• **Required work**
The task calls for the count of lines containing "this" in these records, given as a number with no other words.

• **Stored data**
- - - - -
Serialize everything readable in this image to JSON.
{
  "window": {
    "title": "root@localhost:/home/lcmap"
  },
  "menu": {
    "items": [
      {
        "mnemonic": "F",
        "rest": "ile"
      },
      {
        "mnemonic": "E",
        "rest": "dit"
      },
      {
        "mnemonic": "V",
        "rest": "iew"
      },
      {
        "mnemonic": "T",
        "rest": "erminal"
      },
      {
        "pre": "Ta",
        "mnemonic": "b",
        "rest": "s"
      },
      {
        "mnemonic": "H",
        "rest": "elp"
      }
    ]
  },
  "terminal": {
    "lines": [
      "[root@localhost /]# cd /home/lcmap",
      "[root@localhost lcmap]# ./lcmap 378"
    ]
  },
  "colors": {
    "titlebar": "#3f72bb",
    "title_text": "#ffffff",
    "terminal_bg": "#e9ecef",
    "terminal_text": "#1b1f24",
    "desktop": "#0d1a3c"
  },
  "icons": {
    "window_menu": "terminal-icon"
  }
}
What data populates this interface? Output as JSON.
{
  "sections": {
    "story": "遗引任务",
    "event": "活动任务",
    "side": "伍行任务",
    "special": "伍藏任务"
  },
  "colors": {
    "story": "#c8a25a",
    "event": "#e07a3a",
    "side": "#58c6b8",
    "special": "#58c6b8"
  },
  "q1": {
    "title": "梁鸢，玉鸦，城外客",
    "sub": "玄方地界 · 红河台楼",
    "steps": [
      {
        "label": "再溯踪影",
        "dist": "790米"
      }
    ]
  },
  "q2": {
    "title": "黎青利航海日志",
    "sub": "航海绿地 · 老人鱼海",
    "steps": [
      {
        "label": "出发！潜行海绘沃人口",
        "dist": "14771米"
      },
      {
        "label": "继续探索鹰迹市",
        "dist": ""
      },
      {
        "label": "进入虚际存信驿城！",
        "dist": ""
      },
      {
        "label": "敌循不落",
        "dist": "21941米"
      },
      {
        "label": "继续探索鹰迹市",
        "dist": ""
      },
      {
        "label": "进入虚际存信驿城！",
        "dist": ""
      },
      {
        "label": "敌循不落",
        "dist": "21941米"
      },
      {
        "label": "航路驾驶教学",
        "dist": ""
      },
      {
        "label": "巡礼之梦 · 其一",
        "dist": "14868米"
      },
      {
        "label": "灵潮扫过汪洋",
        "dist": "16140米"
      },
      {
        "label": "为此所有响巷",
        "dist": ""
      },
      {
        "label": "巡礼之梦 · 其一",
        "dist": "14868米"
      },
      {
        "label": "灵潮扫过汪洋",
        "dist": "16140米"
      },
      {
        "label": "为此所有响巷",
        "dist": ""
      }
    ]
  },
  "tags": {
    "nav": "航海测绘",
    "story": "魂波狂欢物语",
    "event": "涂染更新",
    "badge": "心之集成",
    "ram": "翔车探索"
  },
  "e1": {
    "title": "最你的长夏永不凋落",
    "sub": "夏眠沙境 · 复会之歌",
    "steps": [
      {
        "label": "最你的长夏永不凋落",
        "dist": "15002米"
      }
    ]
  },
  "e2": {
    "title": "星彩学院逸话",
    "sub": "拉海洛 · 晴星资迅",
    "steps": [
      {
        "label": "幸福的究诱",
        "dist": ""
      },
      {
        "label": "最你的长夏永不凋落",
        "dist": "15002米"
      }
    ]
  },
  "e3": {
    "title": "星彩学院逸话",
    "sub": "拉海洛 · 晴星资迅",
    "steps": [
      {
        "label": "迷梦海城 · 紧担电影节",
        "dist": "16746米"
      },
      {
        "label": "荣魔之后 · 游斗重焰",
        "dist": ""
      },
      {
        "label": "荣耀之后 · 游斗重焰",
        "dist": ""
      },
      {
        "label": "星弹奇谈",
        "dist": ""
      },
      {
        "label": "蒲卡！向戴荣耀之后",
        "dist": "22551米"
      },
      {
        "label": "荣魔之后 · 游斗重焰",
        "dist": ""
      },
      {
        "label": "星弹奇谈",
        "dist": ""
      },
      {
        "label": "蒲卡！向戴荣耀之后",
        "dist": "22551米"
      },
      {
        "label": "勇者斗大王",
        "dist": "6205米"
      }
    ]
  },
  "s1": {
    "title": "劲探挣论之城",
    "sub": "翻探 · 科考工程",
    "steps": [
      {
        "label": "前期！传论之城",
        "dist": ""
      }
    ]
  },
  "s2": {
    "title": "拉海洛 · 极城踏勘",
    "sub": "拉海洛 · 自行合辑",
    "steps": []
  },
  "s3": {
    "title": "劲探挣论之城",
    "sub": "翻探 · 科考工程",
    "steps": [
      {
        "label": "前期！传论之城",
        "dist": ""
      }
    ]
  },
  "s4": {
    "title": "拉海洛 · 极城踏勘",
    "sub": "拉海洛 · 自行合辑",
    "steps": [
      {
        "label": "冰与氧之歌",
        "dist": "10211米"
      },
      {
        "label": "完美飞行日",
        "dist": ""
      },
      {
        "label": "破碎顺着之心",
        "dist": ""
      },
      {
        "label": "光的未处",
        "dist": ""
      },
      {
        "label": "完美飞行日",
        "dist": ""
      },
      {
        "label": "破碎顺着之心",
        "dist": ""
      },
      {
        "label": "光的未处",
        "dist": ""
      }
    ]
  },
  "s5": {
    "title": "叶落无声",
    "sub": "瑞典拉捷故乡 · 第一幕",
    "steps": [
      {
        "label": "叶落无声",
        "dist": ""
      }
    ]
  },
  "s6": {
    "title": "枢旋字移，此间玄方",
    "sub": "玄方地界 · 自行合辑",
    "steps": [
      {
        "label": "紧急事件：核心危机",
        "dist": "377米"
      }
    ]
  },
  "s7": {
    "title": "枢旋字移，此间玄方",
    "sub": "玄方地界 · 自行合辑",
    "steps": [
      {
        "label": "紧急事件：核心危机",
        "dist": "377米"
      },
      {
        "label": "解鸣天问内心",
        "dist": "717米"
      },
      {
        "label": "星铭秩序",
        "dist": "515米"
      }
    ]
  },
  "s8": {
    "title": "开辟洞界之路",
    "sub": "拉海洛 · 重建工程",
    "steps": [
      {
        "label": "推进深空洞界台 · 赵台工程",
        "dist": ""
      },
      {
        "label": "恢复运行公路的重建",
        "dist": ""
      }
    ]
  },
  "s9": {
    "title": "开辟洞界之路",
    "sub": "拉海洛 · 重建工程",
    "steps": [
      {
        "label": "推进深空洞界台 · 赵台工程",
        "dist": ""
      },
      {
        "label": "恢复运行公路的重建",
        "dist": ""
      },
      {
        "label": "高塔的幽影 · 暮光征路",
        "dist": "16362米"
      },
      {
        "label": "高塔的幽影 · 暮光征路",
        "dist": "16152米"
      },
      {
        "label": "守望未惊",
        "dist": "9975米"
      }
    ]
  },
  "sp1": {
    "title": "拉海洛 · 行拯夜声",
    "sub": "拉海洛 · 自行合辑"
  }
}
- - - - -
• **Written solution**
2